“As the company kept growing in size and became more and more successful, the first location couldn’t accommodate our requirements,” said general manager Steve Mayer. “We now have one facility to house all of our office, research and development, manufacturing and testing needs.”
Elithion has many success stories including the well-established client, AvtoVaz, a Russian car manufacturer, who uses Elithion BMS’s in their race cars and has achieved high accolades in the Formula Hybrid and the Dakar rally.
Today Elithion offers a wide selection of Li-ion products, including complete battery packs. Elithion also has expanded its’ product line and offers applications for the energy storage, solar installation and telecommunications industries.
Check out http://elithion.com/ for more information
The U.S. Energy Department will not give A123 Systems the balance of a $249 million grant
The news comes a day after the bankrupt battery maker was bought by a Chinese company.
Alex Molinari, president of Johnson Controls Power Solutions, said he expected the sale to be approved by the Delaware Bankruptcy Court on Tuesday.
Republicans lawmakers, meanwhile, renewed criticisms that the White House’s clean energy grant to the maker of lithium ion batteries for electric cars had wasted taxpayer money.
The company had received about $133 million of its $249 million grant when it filed for bankruptcy protection in October.
A123 declined to comment.
Wanxiang, which bid $256.6 million for A123, did not request the grant money and did not anticipate receiving it, according to a person familiar with Wanxiang’s bid.
The department official said that the conditions of the grant require taxpayer-funded equipment and facilities to remain in the United States.
The department has the right to demand compensation if it does not approve of the buyer of A123.
Pin Ni, president of Wanxiang America, said his company would respect the decisions made by the DOE.
However, the person familiar with Wanxiang’s bid did not anticipate such a demand because the Chinese company plans to use the taxpayer-funded equipment in the United States, as originally intended by A123.
More than a dozen lawmakers have raised concerns regarding Wanxiang’s takeover of A123, which will need approval from the Committee on Foreign Investment in the United States (CFIUS).
CFIUS, an inter-agency panel that vets foreign deals for security concerns, is headed by Treasury Secretary Timothy Geithner.
Critics have argued that A123’s technology should not be allowed to pass into Chinese hands after the company received government funding.
“The review process at the Treasury Department is the last hope for ensuring some regard for U.S. interests,” Republican Senator Chuck Grassley of Iowa said in a statement on Monday.
Grassley and Republican Senator John Thune of South Dakota have repeatedly raised concerns about Wanxiang’s pursuit of A123 and the government’s grant to the battery maker.
If Wanxiang fails to get government approval, A123 would be put back on the auction block.
Johnson Controls would be very interested in bidding again, Molinari said, adding that his company’s runner-up bid, made jointly with NEC Corp of Japan, was worth about $251 million.
Wanxiang did not purchase A123’s politically sensitive business that works with the U.S. Defense Department, which lawmakers had said would pose a threat to national security.
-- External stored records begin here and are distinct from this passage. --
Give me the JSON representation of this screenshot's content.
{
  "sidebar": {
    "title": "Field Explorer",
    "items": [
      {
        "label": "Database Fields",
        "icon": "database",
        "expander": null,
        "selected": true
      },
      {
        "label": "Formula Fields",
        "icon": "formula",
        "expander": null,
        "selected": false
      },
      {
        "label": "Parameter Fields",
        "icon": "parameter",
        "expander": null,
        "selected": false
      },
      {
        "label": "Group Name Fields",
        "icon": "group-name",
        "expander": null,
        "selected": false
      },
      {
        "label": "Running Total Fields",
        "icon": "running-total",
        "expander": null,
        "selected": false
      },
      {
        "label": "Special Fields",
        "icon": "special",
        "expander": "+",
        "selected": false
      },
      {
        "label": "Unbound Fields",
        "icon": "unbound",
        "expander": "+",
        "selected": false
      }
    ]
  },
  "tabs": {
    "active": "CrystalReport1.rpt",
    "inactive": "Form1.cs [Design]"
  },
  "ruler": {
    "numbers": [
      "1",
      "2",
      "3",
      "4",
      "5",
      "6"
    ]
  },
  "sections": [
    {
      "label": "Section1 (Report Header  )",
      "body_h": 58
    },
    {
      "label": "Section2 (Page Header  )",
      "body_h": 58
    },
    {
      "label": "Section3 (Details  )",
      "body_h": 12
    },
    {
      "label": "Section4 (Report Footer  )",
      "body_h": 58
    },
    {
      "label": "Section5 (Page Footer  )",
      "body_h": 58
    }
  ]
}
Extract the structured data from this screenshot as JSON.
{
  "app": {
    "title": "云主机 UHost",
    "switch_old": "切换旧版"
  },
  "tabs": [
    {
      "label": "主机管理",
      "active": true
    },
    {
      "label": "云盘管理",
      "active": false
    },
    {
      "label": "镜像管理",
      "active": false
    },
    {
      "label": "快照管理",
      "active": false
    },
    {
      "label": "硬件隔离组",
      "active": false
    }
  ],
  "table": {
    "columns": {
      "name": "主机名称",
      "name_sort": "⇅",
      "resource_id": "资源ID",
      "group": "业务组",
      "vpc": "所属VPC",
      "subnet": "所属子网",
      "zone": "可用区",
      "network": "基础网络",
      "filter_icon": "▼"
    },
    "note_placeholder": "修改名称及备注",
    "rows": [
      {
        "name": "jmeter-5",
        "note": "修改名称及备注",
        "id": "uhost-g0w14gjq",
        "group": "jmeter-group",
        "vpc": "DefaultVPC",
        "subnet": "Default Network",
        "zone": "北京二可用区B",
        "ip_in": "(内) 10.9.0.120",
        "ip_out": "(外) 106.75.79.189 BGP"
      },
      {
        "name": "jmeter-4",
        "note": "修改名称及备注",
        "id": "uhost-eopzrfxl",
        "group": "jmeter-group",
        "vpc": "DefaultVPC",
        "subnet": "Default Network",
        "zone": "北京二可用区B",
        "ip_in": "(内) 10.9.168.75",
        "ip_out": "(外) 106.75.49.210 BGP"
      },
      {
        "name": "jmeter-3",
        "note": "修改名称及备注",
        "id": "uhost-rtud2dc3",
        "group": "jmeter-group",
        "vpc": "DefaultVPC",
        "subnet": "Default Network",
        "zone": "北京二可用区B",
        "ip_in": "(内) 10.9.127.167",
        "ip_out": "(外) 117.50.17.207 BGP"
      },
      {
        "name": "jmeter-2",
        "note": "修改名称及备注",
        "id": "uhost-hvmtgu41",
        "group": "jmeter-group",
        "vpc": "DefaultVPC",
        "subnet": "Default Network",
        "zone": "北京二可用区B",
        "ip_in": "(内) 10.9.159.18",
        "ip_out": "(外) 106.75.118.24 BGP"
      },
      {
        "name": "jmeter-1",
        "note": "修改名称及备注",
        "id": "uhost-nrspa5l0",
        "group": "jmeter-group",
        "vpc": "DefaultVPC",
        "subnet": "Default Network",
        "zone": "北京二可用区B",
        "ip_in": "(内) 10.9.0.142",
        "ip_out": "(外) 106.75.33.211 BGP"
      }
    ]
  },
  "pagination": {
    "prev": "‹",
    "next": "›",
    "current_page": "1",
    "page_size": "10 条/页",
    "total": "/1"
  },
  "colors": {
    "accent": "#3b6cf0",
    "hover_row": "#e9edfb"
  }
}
That was sold instead to Navitas Systems for $2.25 million.
Once heralded by the Obama administration as a success story for U.S. manufacturing, A123 faltered this year after several technical missteps and amid weak demand for electric cars.
A123 received its grant as a part of the Obama administration’s $2 billion stimulus initiative to promote domestic battery manufacturing. U.S. Energy Secretary Steven Chu visited one the company’s plants in 2010.
Reporting from Reuters,
Lithium-ion battery maker A123 Systems Inc. filed for Chapter 11 bankruptcy protection today in U.S. Bankruptcy Court in Delaware and said Johnson Controls Inc. has agreed to acquire its automotive battery business.